Here ${q_{H{e^ + }}}$ is the magnitude of charge of a positive helium ion.
Hence, ${q_{H{e^ + }}} = 1.6 \times {10^{ - 19}}C$.
Also, ${q_{electron}}$ is the magnitude of charge of an electron.
So, ${q_{electron}} = 1.6 \times {10^{ - 19}}C$.
Thus, now we substitute these values in equation 1;
$8 = 40 \times {10^{18}} \times 1.6 \times {10^{ - 19}} + n \times 1.6 \times {10^{ - 19}}$
Solving this equation for n will give us the value of n;
$8 = \left( {40 \times {{10}^{18}} + n} \right)1.6 \times {10^{ - 19}}$

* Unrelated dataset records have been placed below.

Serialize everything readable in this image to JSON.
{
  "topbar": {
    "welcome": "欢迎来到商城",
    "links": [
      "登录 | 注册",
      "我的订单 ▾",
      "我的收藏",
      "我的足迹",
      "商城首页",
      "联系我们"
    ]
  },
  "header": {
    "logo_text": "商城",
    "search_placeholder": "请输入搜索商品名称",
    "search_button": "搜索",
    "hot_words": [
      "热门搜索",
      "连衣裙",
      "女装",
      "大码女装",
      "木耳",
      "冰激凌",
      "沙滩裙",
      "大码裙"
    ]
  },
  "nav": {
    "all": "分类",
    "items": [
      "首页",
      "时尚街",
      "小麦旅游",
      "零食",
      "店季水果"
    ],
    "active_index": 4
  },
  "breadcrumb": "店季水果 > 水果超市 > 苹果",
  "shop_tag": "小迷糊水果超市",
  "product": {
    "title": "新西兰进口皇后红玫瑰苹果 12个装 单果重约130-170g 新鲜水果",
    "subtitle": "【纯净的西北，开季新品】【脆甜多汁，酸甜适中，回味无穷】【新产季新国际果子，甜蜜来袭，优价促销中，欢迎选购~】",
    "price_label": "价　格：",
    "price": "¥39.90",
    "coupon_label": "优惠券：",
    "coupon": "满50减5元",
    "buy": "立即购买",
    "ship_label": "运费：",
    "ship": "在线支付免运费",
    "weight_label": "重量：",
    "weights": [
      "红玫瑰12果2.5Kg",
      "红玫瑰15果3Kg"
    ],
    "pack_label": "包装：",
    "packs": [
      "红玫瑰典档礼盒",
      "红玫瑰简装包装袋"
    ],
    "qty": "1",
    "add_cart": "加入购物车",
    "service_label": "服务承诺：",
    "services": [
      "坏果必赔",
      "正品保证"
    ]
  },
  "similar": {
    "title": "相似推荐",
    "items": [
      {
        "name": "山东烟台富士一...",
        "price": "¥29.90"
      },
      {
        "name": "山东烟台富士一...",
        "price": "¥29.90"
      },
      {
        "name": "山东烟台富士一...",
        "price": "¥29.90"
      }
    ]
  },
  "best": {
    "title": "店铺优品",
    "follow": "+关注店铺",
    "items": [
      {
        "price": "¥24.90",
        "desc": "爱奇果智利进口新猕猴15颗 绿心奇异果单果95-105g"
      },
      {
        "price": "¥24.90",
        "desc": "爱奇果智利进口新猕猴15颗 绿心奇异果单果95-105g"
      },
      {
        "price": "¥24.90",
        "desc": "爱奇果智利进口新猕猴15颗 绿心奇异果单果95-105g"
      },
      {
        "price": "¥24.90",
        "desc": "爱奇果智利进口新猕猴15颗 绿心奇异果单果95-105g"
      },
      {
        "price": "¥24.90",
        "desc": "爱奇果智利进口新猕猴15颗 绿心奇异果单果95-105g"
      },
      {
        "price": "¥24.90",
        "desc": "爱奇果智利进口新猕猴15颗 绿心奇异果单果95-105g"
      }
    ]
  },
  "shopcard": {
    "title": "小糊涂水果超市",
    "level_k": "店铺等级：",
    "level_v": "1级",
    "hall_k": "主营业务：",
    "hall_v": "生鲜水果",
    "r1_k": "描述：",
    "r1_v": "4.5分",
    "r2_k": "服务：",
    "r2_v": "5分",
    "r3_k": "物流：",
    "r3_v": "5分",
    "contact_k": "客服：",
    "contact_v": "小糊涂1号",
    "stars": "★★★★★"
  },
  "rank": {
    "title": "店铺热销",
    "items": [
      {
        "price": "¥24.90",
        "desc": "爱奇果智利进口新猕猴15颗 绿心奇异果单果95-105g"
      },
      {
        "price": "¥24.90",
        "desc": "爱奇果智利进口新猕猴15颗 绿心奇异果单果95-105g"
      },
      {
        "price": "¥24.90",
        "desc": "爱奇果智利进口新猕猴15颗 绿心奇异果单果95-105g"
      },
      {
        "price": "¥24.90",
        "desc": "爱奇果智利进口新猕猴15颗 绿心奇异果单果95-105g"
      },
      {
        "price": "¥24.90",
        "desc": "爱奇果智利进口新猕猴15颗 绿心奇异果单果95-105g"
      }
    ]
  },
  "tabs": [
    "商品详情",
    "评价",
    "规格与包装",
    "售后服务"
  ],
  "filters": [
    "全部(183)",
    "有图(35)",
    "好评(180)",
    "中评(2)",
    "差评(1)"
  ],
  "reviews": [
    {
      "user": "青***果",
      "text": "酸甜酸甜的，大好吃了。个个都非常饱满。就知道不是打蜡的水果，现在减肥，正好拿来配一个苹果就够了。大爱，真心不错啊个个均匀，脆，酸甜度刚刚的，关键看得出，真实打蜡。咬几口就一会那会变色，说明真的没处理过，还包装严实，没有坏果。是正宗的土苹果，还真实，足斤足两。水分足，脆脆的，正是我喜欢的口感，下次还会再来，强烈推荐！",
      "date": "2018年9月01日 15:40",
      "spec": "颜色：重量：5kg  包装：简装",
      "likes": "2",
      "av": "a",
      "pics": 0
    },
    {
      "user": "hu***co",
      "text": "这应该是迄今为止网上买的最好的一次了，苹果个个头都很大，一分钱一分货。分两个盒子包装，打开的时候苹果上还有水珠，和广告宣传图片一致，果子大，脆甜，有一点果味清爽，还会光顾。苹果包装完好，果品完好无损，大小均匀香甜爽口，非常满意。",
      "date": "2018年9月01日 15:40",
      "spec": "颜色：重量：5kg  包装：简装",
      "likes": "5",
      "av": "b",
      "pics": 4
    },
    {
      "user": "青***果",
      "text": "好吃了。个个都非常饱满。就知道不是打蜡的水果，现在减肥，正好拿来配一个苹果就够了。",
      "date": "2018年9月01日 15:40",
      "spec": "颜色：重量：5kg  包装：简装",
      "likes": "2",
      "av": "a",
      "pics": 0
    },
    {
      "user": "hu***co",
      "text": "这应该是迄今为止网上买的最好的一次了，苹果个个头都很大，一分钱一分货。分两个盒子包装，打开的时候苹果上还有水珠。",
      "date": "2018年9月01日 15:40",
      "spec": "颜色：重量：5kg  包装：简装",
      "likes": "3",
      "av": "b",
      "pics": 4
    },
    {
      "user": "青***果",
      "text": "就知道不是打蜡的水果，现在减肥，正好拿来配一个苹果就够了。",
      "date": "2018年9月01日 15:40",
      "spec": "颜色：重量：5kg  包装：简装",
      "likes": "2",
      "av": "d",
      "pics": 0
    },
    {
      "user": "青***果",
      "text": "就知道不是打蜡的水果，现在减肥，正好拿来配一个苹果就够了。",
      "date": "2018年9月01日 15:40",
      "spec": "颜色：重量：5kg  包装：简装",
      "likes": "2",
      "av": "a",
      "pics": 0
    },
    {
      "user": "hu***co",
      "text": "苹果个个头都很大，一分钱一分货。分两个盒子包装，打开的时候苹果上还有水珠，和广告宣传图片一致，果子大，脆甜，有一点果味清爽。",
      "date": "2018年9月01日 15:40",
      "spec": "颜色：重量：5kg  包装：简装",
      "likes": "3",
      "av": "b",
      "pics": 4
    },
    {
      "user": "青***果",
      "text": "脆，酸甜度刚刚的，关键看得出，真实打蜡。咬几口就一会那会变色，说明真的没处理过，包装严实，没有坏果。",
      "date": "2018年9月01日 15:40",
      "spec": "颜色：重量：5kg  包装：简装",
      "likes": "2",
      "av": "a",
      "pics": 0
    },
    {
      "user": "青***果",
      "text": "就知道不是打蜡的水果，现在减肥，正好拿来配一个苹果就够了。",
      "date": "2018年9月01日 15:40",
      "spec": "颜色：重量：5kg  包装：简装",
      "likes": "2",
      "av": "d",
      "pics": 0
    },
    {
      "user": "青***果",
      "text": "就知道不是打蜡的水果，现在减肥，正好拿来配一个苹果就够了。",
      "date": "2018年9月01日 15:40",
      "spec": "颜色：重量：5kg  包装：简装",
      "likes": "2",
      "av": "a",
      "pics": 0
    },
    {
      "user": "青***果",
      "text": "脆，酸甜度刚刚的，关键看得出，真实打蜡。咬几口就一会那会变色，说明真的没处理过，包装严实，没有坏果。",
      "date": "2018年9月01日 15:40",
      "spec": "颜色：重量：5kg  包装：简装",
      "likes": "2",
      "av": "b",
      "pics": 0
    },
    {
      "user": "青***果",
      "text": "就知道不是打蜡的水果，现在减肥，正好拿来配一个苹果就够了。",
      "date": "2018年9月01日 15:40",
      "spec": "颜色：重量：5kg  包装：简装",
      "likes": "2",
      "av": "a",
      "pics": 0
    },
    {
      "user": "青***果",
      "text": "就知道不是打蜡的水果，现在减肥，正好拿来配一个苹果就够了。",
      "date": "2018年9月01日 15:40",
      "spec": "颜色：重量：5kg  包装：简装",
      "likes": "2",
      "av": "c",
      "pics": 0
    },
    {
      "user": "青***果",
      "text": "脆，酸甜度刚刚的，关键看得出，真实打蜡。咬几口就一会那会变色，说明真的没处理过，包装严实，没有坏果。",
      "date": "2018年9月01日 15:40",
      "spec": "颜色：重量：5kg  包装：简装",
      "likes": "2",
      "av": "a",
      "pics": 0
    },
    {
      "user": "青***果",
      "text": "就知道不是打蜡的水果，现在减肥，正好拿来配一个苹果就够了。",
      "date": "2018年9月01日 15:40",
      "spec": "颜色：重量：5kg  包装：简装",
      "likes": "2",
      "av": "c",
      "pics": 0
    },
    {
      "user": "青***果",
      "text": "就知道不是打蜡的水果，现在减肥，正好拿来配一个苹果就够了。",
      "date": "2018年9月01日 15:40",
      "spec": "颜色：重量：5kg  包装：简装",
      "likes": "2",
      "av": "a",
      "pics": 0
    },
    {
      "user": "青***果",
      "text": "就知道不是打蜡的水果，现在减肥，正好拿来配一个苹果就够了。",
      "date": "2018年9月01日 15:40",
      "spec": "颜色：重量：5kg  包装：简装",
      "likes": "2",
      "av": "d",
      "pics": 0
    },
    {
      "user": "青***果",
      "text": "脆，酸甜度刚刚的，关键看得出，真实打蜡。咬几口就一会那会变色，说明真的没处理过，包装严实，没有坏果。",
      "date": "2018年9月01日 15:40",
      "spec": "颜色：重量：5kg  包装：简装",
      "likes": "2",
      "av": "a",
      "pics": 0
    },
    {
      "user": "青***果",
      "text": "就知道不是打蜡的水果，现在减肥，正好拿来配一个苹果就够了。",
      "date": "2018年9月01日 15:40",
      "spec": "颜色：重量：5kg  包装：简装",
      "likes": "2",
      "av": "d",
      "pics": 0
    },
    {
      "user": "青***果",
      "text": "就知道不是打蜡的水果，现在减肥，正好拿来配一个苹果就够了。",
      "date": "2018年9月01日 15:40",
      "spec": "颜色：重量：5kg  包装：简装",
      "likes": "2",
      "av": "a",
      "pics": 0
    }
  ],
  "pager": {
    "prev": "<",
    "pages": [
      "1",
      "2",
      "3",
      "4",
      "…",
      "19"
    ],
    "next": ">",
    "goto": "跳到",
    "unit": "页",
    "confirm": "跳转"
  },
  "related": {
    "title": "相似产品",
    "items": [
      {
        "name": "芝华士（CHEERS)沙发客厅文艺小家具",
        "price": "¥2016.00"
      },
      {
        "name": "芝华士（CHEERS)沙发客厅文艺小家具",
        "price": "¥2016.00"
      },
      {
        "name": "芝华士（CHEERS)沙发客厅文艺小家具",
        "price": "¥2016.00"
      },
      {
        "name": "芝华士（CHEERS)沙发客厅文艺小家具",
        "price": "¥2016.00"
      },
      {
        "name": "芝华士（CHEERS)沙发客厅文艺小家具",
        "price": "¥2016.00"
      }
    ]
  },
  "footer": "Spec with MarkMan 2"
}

$40 \times {10^{18}} + n = \dfrac{8}{{1.6 \times {{10}^{ - 19}}}} = 50 \times {10^{18}}$
Hence,$n = \left( {50 - 40} \right){10^{18}} = 10 \times {10^{18}}$

Hence, option A is correct.

Note:(1) The current through a conductor is equal to charge flowing per second through its cross section.
(2) For conductors like the gas tube the positive and negative charge both were flowing and so the net current is the sum of the current due to flow of positive charge per second and the flow of negative charge per second.
(3) For conductors like the metal wire the positive charge is not mobile so we take into account the flow of negative charge only.